Is the currently selective UK higher education (HE) system becoming more inclusive? Between 1998/99 and 2004/05, in relation to talented students with disabilities, has the UK government's HE policy implementation moved HE towards achieving two of the government's key HE objectives for 2010? These objectives are: (a) increasing HE participation rates of students with and without disabilities; and (b) maintaining the HE academic standards of students with and without disabilities. The findings reported are based on data drawn from six cohorts of students at UK higher education institutions (HEI) who satisfactorily completed their first degrees between the years 1998/99 and 2004/05. A total of 1 502 658 students were involved. Key variables included: Cohort (N = 6), Gender (N = 2), Disability category (N = 10) and degree classification (N = 5). The patterns of change in numbers and percentages of students successfully completing first degrees across cohorts for all students, with and without disability, are presented. Descriptive statistical analyses of changes in first-degree academic standards over time are provided. Academic standards are operationally defined as the degree class obtained by students. Particular attention is paid to changes over time in the numbers and percentages of students obtaining the highest level of award--a first-class honours degree. In summary, in absolute terms, the numbers of both male and female students with and without disabilities successfully completing their first degrees have increased markedly over time. First-class honours degree standards appear to have been maintained, and possibly improved. Limitations in the nature of key variables in the research are identified. Critical acumen is essential in interpreting the analyses. Important theoretical and applied questions arise. Eight of these questions indicate challenging but promising lines of research and are presented at the end of the paper. (Contains 10 tables.)
Routledge.

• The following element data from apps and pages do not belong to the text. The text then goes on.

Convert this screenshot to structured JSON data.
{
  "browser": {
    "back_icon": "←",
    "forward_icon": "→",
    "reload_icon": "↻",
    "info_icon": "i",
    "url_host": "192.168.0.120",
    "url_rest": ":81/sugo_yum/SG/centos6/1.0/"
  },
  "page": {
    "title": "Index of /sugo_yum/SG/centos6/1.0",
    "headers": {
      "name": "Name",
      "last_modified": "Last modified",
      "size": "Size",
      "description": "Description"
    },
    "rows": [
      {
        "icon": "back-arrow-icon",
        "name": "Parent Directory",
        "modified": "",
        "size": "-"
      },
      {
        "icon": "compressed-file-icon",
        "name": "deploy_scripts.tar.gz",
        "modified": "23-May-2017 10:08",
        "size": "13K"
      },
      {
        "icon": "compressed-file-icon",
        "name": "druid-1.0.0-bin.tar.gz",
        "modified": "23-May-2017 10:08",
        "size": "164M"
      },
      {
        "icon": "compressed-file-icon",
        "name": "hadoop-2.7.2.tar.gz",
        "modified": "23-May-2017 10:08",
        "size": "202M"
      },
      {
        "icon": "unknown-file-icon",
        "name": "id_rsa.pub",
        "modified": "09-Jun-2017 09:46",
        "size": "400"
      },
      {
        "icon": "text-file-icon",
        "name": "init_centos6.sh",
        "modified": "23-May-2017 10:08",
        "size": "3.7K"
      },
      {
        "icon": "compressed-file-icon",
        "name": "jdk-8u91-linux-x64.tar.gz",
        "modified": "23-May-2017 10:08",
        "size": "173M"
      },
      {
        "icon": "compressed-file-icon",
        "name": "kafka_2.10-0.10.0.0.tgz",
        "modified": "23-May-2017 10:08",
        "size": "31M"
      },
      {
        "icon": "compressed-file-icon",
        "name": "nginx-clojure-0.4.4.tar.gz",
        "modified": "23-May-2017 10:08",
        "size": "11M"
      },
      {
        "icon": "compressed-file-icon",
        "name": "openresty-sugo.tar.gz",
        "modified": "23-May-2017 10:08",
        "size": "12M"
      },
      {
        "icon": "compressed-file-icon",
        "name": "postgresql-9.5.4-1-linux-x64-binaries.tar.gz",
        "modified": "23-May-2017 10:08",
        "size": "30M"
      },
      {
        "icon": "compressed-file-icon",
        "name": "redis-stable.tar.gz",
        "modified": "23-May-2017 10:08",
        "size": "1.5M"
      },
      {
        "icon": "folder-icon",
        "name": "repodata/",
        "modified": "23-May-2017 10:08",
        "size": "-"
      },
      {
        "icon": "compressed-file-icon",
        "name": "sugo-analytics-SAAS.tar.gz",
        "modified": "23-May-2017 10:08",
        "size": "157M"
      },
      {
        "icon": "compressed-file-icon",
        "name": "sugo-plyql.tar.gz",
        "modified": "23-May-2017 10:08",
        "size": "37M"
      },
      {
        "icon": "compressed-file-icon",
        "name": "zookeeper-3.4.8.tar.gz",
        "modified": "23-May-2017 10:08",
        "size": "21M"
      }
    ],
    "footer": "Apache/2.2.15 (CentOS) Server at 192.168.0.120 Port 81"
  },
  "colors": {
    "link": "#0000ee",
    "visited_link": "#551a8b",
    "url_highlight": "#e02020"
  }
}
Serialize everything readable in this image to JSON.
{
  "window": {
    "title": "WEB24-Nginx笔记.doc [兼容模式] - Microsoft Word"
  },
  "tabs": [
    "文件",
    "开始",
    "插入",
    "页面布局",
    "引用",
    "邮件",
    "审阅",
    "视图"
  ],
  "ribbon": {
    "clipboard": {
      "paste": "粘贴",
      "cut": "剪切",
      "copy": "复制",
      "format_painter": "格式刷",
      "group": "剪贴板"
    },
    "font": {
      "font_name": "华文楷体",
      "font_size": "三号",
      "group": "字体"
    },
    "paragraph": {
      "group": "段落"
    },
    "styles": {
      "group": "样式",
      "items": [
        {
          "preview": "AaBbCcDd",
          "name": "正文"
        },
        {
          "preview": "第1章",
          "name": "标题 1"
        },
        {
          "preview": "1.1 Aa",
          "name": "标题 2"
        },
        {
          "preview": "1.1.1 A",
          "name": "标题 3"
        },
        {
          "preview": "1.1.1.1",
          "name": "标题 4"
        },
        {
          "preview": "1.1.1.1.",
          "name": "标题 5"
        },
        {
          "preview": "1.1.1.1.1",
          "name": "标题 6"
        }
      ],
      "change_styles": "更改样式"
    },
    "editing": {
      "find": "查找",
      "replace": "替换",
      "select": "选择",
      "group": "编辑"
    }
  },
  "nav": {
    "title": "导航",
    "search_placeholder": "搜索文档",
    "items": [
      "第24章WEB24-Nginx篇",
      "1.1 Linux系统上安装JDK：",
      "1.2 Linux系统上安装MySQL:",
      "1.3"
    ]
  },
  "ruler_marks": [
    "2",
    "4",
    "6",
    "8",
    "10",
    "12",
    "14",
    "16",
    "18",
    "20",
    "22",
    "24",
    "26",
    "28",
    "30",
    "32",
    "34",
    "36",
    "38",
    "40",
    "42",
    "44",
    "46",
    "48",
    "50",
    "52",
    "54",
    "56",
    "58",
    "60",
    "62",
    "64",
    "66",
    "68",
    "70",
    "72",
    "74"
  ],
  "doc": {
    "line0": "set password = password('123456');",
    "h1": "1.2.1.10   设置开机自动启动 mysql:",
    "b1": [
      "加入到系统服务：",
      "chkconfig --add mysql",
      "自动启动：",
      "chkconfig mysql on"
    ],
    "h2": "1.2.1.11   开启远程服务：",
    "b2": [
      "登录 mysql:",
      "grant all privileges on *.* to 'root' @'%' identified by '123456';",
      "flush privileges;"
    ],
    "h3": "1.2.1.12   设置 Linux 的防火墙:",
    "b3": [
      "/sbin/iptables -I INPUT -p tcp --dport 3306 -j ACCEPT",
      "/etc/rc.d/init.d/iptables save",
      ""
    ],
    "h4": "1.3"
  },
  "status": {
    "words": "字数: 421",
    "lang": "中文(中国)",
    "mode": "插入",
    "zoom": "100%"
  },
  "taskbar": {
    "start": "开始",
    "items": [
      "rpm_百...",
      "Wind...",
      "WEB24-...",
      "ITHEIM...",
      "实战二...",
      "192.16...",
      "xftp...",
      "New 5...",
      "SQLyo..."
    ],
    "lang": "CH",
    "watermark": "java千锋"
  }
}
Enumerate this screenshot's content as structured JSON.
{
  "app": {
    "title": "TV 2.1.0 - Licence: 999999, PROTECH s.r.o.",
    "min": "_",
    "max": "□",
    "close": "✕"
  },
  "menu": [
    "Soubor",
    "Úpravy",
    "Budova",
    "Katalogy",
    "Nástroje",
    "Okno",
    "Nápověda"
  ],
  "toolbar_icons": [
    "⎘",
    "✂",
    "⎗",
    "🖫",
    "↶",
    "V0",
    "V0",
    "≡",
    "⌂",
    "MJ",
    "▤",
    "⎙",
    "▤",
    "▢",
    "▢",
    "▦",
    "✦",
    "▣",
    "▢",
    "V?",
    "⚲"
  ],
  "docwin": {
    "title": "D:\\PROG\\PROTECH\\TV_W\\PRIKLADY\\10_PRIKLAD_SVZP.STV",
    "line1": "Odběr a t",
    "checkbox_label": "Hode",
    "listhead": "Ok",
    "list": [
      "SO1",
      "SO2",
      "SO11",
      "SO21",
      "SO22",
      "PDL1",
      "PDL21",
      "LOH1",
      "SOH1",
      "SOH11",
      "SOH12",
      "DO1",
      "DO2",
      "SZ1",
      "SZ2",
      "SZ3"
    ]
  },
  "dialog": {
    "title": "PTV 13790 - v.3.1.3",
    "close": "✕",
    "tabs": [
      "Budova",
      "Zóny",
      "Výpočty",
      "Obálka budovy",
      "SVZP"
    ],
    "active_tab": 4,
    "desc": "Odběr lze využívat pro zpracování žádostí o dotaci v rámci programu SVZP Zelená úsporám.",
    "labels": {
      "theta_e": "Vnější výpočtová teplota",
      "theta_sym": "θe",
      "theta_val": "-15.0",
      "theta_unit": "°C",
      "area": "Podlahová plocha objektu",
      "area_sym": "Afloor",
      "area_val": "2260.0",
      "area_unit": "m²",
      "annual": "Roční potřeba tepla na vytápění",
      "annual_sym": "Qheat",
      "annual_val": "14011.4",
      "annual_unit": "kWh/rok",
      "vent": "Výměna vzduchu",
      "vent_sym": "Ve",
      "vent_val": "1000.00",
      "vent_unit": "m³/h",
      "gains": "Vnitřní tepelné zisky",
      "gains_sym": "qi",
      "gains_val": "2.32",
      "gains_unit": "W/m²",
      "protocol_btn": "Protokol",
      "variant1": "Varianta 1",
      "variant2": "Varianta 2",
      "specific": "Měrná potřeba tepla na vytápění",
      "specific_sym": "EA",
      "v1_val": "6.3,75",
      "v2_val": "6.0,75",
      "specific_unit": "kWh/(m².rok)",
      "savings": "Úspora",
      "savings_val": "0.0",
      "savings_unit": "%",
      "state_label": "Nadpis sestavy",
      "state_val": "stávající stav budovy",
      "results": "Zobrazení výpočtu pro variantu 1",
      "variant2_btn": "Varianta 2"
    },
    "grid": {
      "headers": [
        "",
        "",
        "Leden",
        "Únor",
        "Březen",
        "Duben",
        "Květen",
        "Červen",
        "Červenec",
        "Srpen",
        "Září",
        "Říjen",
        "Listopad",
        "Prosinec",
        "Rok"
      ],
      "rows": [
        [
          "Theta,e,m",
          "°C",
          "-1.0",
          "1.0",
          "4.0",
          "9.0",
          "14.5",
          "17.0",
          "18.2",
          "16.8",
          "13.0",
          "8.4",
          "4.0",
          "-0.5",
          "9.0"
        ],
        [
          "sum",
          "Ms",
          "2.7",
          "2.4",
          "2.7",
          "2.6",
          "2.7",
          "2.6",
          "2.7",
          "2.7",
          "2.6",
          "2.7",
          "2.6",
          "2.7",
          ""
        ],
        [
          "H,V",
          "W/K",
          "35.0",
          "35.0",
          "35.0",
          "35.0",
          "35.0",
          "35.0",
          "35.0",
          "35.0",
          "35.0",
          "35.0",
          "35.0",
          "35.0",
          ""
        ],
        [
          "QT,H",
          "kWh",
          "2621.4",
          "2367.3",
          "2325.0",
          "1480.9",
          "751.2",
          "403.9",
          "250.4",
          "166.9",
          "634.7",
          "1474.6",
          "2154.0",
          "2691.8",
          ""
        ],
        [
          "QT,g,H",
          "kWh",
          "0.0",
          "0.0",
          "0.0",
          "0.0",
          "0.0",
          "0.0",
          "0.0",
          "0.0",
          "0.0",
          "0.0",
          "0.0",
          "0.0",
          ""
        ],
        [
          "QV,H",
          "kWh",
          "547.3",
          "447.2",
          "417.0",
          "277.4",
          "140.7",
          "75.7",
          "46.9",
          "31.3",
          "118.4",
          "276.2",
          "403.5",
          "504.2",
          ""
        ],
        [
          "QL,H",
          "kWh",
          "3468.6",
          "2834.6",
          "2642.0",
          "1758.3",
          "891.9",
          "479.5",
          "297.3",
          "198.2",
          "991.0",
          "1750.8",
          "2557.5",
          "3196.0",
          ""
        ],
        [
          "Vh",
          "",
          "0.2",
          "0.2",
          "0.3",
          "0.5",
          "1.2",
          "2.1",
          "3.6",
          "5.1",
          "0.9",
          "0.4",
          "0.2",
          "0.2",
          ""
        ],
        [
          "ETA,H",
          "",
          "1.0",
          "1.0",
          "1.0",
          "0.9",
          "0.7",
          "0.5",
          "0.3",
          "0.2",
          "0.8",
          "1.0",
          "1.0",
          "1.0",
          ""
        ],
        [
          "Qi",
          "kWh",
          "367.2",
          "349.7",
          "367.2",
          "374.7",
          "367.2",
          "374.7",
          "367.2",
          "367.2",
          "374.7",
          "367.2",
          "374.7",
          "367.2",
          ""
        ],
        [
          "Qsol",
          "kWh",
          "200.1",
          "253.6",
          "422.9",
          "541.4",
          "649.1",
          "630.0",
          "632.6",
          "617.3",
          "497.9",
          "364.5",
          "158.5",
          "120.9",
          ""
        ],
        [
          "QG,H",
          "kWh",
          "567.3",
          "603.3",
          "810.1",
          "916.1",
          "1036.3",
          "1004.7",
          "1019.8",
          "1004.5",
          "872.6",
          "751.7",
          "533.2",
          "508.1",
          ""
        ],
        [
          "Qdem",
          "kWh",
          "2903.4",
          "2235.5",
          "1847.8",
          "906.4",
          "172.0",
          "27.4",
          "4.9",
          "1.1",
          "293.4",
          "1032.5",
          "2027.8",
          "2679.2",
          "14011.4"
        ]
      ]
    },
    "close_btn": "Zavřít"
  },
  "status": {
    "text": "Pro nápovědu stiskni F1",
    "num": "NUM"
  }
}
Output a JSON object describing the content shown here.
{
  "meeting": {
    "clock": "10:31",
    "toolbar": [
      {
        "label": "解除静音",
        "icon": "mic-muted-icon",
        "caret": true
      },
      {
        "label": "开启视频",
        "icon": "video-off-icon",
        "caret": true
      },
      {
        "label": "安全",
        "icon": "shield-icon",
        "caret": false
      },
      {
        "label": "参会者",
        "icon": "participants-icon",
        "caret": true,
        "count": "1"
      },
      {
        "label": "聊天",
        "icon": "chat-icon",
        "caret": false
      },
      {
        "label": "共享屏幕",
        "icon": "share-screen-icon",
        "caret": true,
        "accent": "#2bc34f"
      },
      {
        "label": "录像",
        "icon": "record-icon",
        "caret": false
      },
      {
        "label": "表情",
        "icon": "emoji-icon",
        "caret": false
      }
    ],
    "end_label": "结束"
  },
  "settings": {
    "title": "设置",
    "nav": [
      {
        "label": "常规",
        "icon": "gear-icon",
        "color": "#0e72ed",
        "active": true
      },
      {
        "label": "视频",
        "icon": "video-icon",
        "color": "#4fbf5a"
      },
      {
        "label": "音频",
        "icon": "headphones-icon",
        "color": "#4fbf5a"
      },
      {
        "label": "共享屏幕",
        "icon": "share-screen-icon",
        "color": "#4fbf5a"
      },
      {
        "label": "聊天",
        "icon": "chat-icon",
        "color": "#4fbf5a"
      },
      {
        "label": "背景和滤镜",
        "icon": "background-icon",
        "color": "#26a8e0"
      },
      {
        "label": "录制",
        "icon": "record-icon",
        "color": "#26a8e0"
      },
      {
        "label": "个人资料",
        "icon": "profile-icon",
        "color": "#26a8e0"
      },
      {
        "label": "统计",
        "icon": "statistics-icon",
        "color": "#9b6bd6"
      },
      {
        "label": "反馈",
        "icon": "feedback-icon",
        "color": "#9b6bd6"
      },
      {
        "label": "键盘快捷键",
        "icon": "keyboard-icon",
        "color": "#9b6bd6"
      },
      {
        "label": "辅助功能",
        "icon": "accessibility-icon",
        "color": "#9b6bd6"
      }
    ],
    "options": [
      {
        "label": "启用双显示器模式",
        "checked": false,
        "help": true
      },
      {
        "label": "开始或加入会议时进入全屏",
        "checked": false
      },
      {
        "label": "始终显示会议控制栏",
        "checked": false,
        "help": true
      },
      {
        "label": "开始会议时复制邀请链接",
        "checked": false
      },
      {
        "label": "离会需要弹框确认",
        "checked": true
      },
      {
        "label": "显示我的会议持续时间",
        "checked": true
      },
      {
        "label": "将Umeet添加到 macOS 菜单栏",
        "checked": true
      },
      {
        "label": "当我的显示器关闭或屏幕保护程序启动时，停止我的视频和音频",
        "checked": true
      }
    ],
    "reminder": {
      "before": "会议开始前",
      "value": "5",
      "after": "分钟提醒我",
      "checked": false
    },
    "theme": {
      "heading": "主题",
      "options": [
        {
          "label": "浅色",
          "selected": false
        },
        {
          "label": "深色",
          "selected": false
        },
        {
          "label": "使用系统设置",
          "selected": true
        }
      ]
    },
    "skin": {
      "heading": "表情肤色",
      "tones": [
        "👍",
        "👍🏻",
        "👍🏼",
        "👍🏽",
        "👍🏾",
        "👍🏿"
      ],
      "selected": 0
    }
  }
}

Available from: Taylor & Francis, Ltd. 325 Chestnut Street Suite 800, Philadelphia, PA 19106. Tel: 800-354-1420; Fax: 215-625-2940; Web site: http://www.tandf.co.uk/journals/default.html
Publication Type: Journal Articles; Reports - Research
Education Level: Higher Education
Audience: N/A
Language: English
Sponsor: N/A
Authoring Institution: N/A
Identifiers - Location: United Kingdom